As a result of class allocation, the unavoidable problem that some individuals do not respond to their teacher in the same manner as others is one of many that could be aided by media methods. Simple paraphrasing may be all that’s required for a concept to finally ‘click’ for a student, which is difficult to achieve when faced with an unchanged environment and teacher. KA can offer this alternative perspective and varied voice that could give these pupils the nudge and catalyst they need.
“This hybrid form of learning is better than either purely face-to-face instruction or purely relying on online resources,” explains Jouni Kangasniemi, Senior Advisor for the Development of Information Society for Education at Finland’s Ministry of Education and Culture. “Today, students are more ready to seek and use additional resources for learning than that provided only in the classroom by the teacher.” Furthermore, Kangasniemi supports the idea that websites like KA “may help some students to better realise how they can learn on their own if they have difficulties in following the teaching provided by their own teacher.”
The most common problem arising from class division is that of varied speeds of development, and resources similar to KA ought to also be considered in the battle to deal with this. “One of the well known strengths of the Finnish education system is that it promotes equal opportunities for all learners,” Kangasniemi continues. “For some learners this means more individualised exercises and for others additional tutoring.”
It is inevitable that, within a group of twenty or so pupils, a handful of slower achieving individuals will manifest and prove a challenging balancing act for the teacher. With use of the relevant level KA videos the needs of these individuals can be successfully catered for alongside the more advanced learners, potentially taking away the embarrassment for slower developers, which in some cases leads to an unhealthy resistance to education.
This pause and rewind format would benefit pupils at many development stages and KA encourages teachers to integrate the online lessons into their methods by empowering them to keep track of their students’ progress on the site. With this in mind, should teachers be adopting this process and making their own lessons available to their students online, as well as in the classroom?
Since the mid-1990s the use of information and communication technologies has been promoted in education in Finland.

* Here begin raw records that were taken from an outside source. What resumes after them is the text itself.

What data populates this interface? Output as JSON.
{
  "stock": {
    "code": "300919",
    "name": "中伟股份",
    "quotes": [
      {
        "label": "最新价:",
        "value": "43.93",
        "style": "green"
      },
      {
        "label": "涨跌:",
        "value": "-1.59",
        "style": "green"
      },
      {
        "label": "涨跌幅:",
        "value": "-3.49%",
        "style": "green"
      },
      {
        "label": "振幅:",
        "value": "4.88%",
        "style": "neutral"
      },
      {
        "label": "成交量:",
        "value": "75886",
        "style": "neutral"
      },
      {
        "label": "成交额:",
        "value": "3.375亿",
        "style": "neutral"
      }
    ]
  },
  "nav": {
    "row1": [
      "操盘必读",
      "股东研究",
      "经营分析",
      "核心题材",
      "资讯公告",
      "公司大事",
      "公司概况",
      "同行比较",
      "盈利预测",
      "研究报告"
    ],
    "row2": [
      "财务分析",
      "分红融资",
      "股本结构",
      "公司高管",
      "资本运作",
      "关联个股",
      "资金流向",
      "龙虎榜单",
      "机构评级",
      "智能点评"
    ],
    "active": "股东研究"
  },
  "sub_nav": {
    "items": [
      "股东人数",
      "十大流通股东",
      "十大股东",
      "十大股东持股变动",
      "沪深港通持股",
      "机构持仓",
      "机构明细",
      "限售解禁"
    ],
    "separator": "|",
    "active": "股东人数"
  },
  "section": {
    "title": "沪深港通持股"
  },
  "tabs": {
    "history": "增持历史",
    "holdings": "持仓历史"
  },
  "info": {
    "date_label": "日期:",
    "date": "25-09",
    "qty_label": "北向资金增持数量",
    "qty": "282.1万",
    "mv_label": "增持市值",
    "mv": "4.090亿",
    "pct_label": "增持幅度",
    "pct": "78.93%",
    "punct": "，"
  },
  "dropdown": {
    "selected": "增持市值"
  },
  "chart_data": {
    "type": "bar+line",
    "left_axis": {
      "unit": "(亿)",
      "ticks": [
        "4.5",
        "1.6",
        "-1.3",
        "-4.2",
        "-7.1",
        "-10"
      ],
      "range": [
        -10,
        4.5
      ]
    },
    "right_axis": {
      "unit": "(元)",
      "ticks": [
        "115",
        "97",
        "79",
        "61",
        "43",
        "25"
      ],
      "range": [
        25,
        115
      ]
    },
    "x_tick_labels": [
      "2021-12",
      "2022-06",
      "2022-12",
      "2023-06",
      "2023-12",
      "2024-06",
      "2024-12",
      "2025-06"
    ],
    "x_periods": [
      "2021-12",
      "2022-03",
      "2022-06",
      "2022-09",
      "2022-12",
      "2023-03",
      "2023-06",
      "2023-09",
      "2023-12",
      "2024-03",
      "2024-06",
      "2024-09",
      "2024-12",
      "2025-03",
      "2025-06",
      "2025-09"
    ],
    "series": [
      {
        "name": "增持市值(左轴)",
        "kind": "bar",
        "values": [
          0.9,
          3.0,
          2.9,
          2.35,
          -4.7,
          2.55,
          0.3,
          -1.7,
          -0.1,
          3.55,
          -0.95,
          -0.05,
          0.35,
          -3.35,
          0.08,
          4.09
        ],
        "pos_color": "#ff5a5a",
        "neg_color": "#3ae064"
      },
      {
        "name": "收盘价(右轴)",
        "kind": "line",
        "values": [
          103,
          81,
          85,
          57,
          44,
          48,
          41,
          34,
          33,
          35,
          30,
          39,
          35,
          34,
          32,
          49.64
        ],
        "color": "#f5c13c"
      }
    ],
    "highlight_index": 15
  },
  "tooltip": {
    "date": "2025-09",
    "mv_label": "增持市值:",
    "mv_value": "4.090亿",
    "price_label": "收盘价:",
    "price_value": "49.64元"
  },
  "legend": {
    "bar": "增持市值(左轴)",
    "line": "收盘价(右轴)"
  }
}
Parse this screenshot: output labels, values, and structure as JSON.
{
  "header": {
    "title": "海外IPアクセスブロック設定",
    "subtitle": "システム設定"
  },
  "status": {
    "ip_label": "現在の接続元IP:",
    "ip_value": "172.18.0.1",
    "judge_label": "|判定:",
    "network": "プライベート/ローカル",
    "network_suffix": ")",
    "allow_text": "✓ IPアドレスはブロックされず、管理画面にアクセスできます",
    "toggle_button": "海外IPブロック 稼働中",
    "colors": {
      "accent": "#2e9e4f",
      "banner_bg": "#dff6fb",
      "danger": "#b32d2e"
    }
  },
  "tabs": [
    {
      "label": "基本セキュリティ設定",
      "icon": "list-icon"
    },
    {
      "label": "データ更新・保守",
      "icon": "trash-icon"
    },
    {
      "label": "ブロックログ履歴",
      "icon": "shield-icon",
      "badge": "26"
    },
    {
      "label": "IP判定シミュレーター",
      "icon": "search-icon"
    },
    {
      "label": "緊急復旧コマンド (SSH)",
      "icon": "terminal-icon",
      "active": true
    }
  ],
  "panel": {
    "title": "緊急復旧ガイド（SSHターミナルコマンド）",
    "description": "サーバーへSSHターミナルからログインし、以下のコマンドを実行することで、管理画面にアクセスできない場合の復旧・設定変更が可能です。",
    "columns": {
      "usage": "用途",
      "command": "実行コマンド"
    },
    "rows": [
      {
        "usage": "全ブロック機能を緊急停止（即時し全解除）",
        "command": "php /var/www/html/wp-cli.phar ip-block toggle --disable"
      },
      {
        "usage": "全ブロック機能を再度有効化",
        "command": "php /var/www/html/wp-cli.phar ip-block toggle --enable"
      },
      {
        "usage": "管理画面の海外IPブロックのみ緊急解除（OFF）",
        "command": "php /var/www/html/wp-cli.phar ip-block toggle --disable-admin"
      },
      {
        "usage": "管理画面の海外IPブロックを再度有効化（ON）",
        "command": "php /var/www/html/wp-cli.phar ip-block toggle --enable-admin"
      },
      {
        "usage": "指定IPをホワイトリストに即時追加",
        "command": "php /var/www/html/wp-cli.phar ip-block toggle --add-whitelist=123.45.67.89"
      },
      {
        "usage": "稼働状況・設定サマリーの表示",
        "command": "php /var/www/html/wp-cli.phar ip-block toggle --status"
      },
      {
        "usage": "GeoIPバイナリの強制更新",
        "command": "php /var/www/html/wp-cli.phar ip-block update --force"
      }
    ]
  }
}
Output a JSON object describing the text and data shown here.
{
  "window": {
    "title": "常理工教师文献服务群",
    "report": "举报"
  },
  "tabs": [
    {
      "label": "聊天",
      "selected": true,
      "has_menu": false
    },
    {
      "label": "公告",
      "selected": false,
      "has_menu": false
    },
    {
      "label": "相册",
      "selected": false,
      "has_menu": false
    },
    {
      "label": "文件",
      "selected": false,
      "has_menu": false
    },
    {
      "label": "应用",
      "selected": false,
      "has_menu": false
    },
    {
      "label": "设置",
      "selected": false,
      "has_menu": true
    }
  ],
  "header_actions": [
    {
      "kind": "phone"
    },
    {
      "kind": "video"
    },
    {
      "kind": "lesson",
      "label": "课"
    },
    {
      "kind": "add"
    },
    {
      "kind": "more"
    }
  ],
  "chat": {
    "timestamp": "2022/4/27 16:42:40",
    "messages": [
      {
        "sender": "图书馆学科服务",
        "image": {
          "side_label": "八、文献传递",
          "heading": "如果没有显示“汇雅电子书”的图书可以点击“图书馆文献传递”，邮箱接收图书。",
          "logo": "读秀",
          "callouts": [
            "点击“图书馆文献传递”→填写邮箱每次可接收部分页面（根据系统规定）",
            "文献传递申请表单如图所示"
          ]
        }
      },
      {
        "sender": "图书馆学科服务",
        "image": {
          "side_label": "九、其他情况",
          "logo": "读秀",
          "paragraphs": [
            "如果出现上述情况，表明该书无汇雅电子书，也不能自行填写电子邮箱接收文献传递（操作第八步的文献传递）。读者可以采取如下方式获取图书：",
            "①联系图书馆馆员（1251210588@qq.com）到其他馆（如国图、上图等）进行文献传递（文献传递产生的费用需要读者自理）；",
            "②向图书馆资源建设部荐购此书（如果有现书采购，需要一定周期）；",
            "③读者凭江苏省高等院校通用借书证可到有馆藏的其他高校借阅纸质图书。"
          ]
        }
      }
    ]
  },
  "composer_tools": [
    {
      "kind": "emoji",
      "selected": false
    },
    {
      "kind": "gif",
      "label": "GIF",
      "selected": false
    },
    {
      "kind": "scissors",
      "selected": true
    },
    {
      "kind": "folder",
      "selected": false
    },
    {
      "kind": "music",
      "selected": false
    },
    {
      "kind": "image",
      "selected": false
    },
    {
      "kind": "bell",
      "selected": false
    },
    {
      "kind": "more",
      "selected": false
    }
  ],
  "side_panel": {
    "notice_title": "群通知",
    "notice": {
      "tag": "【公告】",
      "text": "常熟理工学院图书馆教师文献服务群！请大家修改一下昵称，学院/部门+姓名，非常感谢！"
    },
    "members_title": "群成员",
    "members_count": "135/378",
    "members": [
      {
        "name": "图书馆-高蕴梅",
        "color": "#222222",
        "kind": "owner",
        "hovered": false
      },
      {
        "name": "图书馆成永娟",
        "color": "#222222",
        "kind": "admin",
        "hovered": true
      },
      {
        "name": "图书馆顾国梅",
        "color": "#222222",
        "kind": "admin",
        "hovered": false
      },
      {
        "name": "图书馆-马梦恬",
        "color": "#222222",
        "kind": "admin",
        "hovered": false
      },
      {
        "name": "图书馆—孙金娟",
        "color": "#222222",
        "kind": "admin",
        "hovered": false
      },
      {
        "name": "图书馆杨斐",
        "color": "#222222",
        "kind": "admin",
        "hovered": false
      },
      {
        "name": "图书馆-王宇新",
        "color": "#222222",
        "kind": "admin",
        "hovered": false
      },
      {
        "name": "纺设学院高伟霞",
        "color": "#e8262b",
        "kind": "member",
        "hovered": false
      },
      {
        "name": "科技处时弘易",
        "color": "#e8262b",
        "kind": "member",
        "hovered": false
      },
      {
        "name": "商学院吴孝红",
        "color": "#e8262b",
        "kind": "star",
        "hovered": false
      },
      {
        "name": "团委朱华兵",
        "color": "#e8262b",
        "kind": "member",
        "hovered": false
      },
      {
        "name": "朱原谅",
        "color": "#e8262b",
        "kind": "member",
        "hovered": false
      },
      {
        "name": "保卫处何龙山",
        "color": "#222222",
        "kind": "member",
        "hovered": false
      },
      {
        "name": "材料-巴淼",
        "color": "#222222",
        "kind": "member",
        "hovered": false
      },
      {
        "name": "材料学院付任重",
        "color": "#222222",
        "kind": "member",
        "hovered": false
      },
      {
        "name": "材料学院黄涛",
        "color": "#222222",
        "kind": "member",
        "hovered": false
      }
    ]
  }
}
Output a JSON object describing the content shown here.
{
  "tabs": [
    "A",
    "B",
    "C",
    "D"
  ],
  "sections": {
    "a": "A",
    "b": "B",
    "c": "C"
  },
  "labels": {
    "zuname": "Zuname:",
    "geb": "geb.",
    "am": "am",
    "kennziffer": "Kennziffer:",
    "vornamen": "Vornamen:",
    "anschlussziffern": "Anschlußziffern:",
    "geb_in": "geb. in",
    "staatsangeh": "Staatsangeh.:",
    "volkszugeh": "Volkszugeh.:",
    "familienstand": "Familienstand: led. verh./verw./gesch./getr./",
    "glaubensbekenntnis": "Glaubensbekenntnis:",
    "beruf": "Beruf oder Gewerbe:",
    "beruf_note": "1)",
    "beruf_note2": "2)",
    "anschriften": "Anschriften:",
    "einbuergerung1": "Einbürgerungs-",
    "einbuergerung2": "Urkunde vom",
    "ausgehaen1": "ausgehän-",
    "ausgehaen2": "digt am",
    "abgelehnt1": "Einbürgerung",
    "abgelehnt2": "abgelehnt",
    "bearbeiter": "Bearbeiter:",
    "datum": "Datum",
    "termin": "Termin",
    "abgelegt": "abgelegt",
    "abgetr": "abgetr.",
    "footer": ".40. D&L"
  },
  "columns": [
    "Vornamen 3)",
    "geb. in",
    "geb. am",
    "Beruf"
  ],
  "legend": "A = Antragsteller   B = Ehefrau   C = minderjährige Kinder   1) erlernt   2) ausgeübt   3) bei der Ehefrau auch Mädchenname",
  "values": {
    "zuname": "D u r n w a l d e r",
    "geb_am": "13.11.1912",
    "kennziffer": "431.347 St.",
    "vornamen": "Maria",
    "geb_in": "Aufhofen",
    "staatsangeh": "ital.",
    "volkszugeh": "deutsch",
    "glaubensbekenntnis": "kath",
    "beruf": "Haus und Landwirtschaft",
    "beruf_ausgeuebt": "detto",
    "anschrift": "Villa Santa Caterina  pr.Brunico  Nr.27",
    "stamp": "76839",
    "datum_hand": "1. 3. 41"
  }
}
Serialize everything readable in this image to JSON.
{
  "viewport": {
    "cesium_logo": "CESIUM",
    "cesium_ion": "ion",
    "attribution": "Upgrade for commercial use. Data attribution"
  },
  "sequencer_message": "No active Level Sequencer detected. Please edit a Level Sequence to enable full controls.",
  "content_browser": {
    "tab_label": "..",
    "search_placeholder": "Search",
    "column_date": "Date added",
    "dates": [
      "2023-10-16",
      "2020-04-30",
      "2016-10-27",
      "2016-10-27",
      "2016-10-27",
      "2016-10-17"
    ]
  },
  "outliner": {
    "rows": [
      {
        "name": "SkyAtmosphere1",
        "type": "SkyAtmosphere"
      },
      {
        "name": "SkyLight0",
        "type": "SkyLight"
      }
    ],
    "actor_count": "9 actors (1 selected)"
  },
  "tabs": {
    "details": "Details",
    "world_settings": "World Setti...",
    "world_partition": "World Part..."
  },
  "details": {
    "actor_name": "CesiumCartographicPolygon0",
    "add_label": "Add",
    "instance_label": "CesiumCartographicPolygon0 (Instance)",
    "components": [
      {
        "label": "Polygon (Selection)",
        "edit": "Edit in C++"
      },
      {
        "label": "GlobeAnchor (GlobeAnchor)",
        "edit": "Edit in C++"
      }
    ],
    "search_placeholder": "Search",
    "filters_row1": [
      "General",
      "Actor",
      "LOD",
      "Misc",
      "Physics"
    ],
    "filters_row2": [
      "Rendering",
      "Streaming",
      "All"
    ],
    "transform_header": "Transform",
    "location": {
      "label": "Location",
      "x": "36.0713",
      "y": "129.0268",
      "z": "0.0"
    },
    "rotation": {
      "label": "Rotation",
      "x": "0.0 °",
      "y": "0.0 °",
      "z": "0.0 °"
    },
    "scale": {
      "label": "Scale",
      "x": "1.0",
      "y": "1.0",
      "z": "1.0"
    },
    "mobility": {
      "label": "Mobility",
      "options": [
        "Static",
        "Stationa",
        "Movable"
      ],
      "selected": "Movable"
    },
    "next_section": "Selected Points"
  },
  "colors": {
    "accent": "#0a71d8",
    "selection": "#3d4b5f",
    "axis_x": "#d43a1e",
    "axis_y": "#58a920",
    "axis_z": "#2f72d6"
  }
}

According to Kangasniemi, the idea that teachers could enrich lessons in this way is already a reality in some Finnish schools, with many schools using different learning platforms to extend their classes into the virtual world and promote collaboration between the learners. “Schools just need to have to have a strong motivation to do so,” he adds.
The teachers’ perspective
|Khan Academy by numbers
• Received the 2009 Microsoft
Tech Award for education.
• Hosts over 2,600 video lectures.
• 207 practice exercises available.
• 100 to 200 thousand
videos watched per day.
• Over 70 million lessons given
With some teachers seeing results from the practice of this technology already, there is a strong argument for its integration, but, nevertheless, conflicting issues are still arising. As teacher Angie Hämäläinen points out, while KA’s lessons are “clear and easy to follow, I don’t think they would be of help to someone having trouble with the underlying concepts.”
Many teachers would agree that the videos are not engaging enough to stimulate pupils into wanting more. “The main challenge for a teacher is to motivate the pupils,” observes professor Lauri Savioja. “To be really useful, the problems related to pupil motivation should be solved first.” Savioja goes on to raise the most obvious, yet most overlooked, issue: “From a Finnish point-of-view the main problem with Khan is the language,” rendering it inaccessible to those not fluent in English.
Though, regardless of the many arguments for and against the use of Khan Academy and other online learning portals, Kangasniemi offers some necessary perspective on the matter: “If it is helpful for learning, why not use it?”